The European Union's statistics office on Wednesday revised its second quarter economic growth estimate up slightly in the latest sign that the bloc has left a protracted recession behind.

The 27 countries' combined gross domestic product grew 0.4 per cent in the second quarter compared with the previous three-month period, when it shrank 0.1 per cent, Eurostat said.

The agency, which had last month estimated growth of 0.3 per cent, said the revision was due to more complete data from several member states, with household spending underpinning the economic momentum in many countries.

Eurostat left unrevised its 0.3 per cent growth estimate for the 17 countries sharing the euro currency. Compared with a year earlier, seasonally adjusted GDP was down by 0.5 per cent in the eurozone and remained stable for the EU, revised up from estimated drops of 0.7 per cent and 0.2 per cent.

The revision came amid a string of recent positive data — from increased business optimism to higher manufacturing output and retail sales — that point to a steady increase in the bloc's economic activity.

"The recent sharp rise in consumer confidence suggests that spending growth is likely to pick up further in the coming quarters," Capital Economics analysts wrote in a research note to clients. They expect a further expansion of the economy in the third quarter, even though they warned "that the continued weakness of the labour market is likely to limit the pace of the consumer recovery."

Europe's unemployment rate remains stubbornly high at 12.1 per cent. In some countries hardest-hit by Europe's debt crisis, such as Greece and Spain, more than one in four people don't have a job. Analysts say more dynamic growth will be needed to spur investment and job creation there.

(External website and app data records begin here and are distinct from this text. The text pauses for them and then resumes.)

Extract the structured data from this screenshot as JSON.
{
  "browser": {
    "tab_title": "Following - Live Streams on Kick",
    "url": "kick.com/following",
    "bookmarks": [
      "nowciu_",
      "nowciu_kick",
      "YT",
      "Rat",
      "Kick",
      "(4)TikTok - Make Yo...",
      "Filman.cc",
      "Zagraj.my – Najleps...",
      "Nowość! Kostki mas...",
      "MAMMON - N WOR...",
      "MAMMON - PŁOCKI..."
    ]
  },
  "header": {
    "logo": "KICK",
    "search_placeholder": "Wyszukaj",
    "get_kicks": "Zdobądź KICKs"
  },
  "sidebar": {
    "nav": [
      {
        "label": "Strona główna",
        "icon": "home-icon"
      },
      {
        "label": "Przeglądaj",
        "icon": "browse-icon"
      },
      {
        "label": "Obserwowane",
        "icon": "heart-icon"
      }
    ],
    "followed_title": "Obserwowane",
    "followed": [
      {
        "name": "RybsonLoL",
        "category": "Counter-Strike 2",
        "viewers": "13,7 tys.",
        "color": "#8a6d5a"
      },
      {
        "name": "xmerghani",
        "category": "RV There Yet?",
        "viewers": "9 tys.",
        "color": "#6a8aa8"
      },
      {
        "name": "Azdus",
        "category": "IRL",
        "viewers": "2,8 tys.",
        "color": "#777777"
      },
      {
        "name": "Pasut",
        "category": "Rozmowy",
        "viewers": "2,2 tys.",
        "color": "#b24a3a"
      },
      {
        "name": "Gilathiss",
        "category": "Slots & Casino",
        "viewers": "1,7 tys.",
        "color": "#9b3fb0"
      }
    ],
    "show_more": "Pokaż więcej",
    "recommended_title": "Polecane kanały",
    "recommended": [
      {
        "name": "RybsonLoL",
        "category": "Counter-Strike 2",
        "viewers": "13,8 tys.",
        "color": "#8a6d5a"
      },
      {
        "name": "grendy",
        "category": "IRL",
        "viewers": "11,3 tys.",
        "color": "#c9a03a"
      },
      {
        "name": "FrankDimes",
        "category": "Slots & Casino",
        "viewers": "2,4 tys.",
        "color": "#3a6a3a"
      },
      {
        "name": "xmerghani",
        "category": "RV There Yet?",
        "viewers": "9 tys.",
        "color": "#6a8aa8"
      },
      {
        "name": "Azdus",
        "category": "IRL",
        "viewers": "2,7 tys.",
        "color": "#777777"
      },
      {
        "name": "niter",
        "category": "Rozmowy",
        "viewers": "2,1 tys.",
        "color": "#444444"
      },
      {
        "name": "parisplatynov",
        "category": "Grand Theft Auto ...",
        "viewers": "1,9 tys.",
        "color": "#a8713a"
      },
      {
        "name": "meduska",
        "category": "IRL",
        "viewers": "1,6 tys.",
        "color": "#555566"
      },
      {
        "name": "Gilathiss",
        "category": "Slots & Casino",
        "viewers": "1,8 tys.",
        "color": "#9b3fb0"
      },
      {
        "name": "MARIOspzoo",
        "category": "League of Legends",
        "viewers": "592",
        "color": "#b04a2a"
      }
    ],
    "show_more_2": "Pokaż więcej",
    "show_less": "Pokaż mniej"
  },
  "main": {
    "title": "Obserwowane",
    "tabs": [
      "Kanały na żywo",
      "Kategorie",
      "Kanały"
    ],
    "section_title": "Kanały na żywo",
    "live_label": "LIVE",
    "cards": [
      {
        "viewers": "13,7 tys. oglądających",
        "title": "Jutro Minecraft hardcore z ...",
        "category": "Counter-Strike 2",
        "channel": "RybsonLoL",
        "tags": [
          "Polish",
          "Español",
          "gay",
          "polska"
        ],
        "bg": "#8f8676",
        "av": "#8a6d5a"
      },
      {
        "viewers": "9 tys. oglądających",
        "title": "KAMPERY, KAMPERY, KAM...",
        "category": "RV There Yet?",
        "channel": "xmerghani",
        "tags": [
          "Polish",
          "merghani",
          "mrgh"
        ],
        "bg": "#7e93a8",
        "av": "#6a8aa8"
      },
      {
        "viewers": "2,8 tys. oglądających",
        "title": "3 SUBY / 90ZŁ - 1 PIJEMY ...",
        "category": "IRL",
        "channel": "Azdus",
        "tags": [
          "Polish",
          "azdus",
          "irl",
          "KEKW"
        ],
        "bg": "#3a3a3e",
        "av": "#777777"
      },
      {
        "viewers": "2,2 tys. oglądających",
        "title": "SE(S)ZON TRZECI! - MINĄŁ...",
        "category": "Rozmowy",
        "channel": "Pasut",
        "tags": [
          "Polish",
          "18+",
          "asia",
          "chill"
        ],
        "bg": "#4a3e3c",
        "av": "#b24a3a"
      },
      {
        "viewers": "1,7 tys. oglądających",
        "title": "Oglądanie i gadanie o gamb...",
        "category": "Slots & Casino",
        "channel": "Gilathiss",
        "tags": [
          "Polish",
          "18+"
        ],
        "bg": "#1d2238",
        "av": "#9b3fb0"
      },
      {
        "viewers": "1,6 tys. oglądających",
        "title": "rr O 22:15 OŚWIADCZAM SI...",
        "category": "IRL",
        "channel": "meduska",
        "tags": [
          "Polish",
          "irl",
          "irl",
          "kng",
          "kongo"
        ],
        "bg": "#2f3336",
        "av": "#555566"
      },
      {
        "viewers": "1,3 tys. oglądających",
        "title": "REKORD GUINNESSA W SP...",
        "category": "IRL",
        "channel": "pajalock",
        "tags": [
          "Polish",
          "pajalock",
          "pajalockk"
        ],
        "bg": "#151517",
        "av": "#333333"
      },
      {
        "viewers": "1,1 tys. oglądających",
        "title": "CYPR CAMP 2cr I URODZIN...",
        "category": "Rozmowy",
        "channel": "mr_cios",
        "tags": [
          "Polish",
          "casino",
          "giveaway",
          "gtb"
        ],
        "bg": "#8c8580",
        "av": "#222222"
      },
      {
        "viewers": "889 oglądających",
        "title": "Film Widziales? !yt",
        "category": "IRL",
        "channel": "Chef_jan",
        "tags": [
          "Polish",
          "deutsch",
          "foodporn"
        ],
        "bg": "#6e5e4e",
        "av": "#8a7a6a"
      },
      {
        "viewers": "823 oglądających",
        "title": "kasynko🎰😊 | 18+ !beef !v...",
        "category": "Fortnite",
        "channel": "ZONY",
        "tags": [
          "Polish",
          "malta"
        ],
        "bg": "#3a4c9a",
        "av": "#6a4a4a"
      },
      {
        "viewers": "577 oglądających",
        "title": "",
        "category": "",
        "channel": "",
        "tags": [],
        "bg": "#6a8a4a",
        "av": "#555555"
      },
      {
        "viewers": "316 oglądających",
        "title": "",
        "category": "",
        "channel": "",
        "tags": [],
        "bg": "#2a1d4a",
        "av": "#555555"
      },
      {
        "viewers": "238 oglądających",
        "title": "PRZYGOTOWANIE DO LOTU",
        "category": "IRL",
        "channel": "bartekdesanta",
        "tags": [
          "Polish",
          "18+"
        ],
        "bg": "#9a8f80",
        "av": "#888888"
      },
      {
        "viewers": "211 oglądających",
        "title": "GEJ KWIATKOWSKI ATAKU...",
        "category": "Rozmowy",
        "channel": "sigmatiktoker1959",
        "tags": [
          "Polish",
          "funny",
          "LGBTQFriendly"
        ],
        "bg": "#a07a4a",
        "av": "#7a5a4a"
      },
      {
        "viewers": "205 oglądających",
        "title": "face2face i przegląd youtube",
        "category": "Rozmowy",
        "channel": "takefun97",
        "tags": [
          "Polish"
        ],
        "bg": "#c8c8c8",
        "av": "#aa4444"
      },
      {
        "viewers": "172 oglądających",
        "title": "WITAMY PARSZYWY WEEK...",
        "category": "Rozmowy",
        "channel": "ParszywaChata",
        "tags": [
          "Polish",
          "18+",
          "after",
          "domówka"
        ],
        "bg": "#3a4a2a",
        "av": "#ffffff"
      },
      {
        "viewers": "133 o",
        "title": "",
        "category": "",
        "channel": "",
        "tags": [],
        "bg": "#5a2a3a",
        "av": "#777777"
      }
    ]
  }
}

Still, even meagre growth in Europe provides a boon to the global economy. The EU, which now totals 28 nations following Croatia's accession in July, has a population of some 500 million, and its annual gross domestic product stands at around $17.3 trillion — both more than the U.S., which has GDP of $16.6 trillion for 315 million people.